    Mchockey touched on it but I’ll reiterate it anyway, I think that cap hit per TOI is something worth considering too, or maybe TOI% relative to other roster players at the same position. I’ve had a much better view of bowmeesters contract than (probably) most others because of the number of minutes he eats, especially considering the quality of competition he faces consequently.

    Nice article too btw.

  • SmellOfVictory

    Off topic here but, check out Roger Millions article on Sportsnet.ca. Maybe things aren’t so great afterall in Flameland? Says that the head coaching position in Calgary is not a desired position among available candidates for various reasons. Flames employee told him that Bowmeester is very much in play for a trade. Take it with a grain of salt, but I trust Millions before Spector any day.

  • febreze

    I’m well over criticizing the J-Bo contract. The fact is that he plays a lot every night and is at least holding the fort while shrewd deals are starting to be made to offset the bad deals. If we think that he’s taking up valuable cap space that we’re going to need in the next 2 years then we’re dreaming.

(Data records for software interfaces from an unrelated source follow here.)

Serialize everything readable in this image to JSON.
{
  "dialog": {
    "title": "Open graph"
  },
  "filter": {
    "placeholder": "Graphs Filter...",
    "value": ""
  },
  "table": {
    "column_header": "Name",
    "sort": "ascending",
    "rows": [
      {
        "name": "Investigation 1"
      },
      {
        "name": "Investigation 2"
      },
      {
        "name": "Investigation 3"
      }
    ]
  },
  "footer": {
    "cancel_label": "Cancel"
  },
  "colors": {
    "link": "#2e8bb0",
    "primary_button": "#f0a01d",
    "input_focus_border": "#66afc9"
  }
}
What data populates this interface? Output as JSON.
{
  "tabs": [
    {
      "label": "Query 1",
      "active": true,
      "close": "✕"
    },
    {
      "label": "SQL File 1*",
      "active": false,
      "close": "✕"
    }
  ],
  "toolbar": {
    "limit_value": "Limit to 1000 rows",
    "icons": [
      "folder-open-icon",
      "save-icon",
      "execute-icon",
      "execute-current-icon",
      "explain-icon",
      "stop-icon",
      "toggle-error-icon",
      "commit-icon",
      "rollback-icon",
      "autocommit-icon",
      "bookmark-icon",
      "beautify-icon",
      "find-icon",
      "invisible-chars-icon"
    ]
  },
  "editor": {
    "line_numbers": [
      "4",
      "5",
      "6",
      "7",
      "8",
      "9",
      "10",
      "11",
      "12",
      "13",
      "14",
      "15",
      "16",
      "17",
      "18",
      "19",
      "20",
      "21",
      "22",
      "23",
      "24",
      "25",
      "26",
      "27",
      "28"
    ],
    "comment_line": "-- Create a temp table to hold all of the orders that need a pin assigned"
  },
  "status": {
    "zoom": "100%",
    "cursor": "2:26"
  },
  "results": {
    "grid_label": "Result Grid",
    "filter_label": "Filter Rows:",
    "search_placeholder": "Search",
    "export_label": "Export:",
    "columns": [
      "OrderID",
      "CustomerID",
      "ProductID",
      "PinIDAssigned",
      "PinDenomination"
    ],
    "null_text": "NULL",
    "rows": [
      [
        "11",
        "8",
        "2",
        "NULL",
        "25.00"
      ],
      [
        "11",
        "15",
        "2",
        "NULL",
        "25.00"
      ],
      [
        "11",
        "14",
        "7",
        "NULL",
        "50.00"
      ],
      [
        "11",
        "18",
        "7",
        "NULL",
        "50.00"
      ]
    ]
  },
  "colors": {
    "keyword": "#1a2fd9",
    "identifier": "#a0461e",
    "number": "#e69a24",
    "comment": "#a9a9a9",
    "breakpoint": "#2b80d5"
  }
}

    There also wasn’t much available around the time the Flames signed Bouwmeester (aged 25 in ’09). Derek Morris (30 in ’09) was available for about 3-4 million per year. Also a few semi-proven names under age 30 at the time were Mara (29), Skoula (29), Bergeron (28), Beauchemin (29), Seidenberg (27), and Eminger (25) would have all been available for around 4 mil or much less. Then, and now in hindsight, J-Bo doesn’t look like a terrible choice, especially his with his age. We should also be glad that Komisarek (27 in ’09), who might have been a player in the Sutter mould, didn’t end up in the Flaming C. I think Jay Bouwmeester was the right choice but if that cap hit is really bugging someone then they would have had to known that Leopold would have ended up being as serviceable (or at least healthy) as he’s been and re-signed him then brought in Seidenberg with a total cap hit for both of them for less than 5 mil (even if you overpaid).

    I would still say that if the Flames at any point in the last few years have had cap troubles which have actually prevented success then J-Bo’s contract has at most, only been partially crippling. There have been several poorly drawn contracts which have put the Flames up at the cap ceiling where, to be honest, they really didn’t belong.

  • Matty Franchise Jr

    Looking at CH% is interesting, but I think it’s without meaning unless you have a reasoned opinion on what cap allocation should be. Saying Player Q is getting 10% doesn’t tell me anything unless that can be quantified with a detailed CH allocation. Something like: “a 50G guy should get 10-15%, a #1C should get 8-12%, a #1D should get 7-10%, and here’s why…”

    So JBo gets ~10%. So what? For that to have any meaning for me I need to know what you think a #1 D should be getting, and is JBo actually deserving of a #1 D man CH%?

    Once you’ve built up an allocation of CH and a reasoned argument for it, I’ll be much more interested. If I had the time or inclination, I’d even do it myself because I think it is very interesting and worthwhile.

      • Matty Franchise Jr

        I think average NHL contract CH% is a useless metric, as is ave. NHL UFA CH%. At some point Karlsson and Kipper will be or have been UFAs, but to compare both of them to the same league-wide position-independant UFA average is meaningless.

        Value that a player brings to the team, on the ice, has nothing to do with free agency so that should be left out of the equation. I don’t care how or why JBo got his contract, i just want to know if he’s worth 10% so he must be compared to others in his position both %-wise and on-ice-wise.

        Lidstrom and JBo (and about 28 others) are both playing 1D positions. What are their CH%’s? What are their G, A, +/-, Corsi, etc…

        If you’re going to compare percentages you should be looking at 1C, 2C, 3C, 4C and 1LW, 2LW, 3LW, etc… Perhaps 1C, 2-3C, 1LW, 2-3LW, top pair D, 2nd pair D, etc…

        Well, that’s my opinion anyway. I hope you’re able to be that thorough because I think the results could be very interesting.